WHAT YOU ARE ASKED TO DO -
From the records below, please return each line that holds the word "screenshot".

RECORDS FOR THE EXERCISE -
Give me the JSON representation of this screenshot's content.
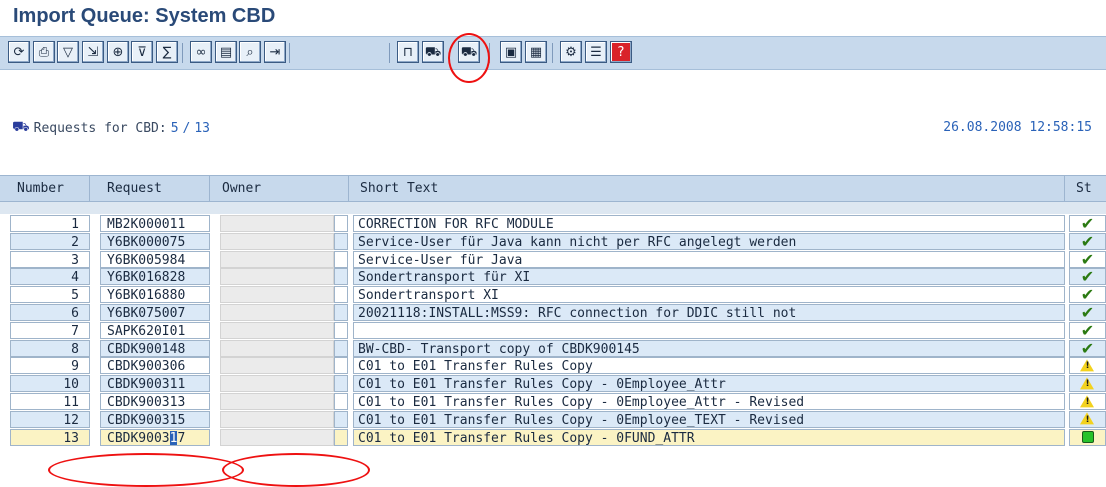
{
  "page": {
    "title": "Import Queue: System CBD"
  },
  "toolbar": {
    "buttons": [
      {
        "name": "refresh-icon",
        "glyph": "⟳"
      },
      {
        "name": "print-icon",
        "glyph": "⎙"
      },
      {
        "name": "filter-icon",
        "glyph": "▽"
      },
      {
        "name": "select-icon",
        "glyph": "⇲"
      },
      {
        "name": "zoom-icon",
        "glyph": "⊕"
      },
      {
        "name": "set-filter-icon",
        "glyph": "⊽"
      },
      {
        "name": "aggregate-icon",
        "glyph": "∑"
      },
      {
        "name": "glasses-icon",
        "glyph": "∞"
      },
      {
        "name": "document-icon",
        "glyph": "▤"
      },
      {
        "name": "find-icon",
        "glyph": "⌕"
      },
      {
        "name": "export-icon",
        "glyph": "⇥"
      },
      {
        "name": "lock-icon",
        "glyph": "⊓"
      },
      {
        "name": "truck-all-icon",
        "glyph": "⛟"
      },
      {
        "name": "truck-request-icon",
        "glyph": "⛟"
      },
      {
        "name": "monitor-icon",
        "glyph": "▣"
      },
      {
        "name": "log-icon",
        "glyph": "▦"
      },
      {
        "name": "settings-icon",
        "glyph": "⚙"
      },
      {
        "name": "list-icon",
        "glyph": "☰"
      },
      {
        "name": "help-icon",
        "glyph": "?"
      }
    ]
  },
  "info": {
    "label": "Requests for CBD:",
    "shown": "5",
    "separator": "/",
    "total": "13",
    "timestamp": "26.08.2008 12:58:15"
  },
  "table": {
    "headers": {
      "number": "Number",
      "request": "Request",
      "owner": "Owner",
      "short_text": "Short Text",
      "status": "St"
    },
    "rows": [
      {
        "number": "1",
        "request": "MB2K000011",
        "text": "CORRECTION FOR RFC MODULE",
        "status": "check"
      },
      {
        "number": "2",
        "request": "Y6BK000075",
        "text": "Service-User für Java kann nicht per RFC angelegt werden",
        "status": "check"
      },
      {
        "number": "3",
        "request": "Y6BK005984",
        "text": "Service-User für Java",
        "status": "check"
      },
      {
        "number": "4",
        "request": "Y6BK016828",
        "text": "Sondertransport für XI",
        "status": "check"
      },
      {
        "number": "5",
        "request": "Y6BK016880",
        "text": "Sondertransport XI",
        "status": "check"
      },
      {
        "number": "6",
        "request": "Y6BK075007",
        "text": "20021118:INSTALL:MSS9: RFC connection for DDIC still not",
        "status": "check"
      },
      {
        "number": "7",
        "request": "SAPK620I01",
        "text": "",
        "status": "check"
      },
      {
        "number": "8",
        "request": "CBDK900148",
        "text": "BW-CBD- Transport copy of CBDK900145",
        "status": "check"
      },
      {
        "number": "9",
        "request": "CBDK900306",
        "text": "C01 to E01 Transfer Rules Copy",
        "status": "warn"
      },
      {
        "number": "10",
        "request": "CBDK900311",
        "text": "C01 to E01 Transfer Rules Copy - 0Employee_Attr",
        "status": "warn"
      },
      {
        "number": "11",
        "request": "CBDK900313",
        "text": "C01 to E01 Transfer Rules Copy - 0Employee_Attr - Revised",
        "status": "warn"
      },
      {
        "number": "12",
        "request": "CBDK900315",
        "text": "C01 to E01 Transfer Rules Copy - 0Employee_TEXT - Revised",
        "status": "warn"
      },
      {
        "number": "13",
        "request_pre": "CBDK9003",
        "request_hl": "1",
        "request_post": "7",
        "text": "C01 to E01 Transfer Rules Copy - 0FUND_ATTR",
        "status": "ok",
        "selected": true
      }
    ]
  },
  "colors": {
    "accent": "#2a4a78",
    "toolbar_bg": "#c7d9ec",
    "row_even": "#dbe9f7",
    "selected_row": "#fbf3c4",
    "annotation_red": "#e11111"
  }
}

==

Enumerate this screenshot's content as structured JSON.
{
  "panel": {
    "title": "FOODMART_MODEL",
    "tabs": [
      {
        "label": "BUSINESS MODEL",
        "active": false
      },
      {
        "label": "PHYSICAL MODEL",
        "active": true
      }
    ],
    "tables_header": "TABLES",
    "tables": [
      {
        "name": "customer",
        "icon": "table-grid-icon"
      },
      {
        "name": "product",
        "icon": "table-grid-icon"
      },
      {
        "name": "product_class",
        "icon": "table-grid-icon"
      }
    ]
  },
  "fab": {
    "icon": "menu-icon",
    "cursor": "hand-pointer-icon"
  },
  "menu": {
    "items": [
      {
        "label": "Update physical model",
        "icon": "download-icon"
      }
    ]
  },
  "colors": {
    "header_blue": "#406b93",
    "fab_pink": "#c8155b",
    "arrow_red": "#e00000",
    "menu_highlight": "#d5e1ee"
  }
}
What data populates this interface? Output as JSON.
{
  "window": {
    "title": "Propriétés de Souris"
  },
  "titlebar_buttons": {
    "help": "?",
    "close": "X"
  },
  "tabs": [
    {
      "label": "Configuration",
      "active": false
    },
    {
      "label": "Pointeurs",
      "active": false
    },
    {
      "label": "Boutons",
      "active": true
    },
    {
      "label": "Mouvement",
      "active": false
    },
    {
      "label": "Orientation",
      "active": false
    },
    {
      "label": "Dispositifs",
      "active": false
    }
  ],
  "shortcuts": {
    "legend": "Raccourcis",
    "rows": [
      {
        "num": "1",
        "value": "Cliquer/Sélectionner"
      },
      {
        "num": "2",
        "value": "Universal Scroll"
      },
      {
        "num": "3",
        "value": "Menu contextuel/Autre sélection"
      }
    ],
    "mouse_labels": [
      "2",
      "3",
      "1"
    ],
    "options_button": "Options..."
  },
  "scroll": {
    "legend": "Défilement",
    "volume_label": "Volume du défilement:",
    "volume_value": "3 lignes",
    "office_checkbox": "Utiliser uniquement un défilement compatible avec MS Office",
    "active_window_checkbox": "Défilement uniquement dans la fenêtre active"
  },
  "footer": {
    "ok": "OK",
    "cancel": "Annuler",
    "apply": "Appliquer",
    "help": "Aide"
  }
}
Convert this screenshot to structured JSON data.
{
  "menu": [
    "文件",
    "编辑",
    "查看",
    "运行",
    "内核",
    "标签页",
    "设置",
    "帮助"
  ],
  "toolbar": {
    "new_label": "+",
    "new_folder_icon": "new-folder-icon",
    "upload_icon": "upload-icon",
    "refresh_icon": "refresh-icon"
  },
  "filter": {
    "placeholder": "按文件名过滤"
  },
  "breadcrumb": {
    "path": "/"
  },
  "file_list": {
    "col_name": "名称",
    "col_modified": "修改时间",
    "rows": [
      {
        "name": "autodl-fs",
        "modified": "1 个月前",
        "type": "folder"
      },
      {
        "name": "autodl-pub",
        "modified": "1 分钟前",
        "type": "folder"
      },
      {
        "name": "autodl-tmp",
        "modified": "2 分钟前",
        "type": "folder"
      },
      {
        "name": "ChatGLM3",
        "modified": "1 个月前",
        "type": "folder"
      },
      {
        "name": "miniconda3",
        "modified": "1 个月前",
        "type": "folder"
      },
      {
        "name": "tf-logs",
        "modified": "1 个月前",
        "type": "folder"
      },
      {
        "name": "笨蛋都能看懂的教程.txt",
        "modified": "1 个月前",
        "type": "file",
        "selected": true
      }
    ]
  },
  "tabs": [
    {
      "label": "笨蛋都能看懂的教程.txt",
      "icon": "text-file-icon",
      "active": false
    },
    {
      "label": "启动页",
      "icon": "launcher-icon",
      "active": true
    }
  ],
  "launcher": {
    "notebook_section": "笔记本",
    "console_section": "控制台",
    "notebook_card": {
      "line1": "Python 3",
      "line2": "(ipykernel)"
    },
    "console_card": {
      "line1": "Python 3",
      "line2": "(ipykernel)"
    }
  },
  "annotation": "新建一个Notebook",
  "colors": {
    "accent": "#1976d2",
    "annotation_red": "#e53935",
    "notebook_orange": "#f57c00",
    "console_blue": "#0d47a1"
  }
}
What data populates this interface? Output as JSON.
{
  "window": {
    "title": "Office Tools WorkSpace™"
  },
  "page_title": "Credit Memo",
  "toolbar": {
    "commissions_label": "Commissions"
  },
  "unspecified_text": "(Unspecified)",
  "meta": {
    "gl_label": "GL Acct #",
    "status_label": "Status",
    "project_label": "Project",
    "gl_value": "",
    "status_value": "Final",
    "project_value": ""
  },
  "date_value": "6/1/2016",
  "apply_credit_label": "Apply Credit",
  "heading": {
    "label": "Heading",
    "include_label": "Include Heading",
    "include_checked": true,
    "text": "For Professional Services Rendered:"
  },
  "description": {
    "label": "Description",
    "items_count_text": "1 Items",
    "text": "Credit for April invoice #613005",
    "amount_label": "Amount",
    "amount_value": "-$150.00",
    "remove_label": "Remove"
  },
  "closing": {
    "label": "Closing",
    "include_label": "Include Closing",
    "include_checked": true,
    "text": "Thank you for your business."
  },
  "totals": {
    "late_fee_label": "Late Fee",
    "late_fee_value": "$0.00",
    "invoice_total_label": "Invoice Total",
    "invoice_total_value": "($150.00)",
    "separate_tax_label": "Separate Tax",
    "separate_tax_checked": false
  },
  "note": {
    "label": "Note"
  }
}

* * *

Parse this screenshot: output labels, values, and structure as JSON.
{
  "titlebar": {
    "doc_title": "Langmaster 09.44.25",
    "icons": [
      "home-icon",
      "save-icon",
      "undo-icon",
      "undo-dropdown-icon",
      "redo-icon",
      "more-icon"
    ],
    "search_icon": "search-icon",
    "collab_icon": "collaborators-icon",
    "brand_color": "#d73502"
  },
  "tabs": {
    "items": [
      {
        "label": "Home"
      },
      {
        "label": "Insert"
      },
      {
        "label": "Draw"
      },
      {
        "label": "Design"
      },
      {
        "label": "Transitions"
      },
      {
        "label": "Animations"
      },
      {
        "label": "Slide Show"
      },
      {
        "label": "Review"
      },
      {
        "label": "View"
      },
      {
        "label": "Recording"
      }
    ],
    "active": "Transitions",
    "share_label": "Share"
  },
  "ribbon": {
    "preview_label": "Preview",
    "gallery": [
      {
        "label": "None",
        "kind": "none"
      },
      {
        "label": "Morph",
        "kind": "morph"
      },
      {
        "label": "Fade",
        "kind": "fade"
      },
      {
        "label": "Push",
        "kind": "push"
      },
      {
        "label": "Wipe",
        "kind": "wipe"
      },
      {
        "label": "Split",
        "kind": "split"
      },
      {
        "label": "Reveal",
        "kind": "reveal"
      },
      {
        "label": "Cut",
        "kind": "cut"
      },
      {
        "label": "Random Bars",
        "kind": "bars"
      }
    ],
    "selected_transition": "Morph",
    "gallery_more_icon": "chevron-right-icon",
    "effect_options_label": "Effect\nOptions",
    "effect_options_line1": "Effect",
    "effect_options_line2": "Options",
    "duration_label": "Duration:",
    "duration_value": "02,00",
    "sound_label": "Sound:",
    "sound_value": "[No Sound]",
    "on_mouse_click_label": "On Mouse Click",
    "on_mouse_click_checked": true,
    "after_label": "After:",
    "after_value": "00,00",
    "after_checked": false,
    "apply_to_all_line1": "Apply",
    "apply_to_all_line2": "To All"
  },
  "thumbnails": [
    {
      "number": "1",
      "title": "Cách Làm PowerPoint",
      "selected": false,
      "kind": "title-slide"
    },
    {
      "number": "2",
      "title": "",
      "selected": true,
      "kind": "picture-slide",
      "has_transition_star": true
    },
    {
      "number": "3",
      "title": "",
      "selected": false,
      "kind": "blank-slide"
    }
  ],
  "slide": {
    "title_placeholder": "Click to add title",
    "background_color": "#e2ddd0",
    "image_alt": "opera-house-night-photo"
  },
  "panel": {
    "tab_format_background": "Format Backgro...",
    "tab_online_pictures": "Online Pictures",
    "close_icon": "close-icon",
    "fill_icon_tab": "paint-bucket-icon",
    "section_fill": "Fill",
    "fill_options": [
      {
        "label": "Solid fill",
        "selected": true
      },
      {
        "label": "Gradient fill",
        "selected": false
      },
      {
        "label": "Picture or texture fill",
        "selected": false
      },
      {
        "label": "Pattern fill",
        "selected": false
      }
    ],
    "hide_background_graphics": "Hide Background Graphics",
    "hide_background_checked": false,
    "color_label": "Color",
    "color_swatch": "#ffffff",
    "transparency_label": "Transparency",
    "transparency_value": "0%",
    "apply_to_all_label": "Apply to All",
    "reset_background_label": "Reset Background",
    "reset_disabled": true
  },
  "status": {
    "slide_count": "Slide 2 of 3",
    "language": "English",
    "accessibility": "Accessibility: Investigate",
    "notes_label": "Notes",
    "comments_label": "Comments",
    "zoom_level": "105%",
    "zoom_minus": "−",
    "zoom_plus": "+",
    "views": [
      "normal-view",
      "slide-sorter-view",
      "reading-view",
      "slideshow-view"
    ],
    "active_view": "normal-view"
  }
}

SOLUTION TO THE PROBLEM -
Give me the JSON representation of this screenshot's content.
Enumerate this screenshot's content as structured JSON.
Convert this screenshot to structured JSON data.
Parse this screenshot: output labels, values, and structure as JSON.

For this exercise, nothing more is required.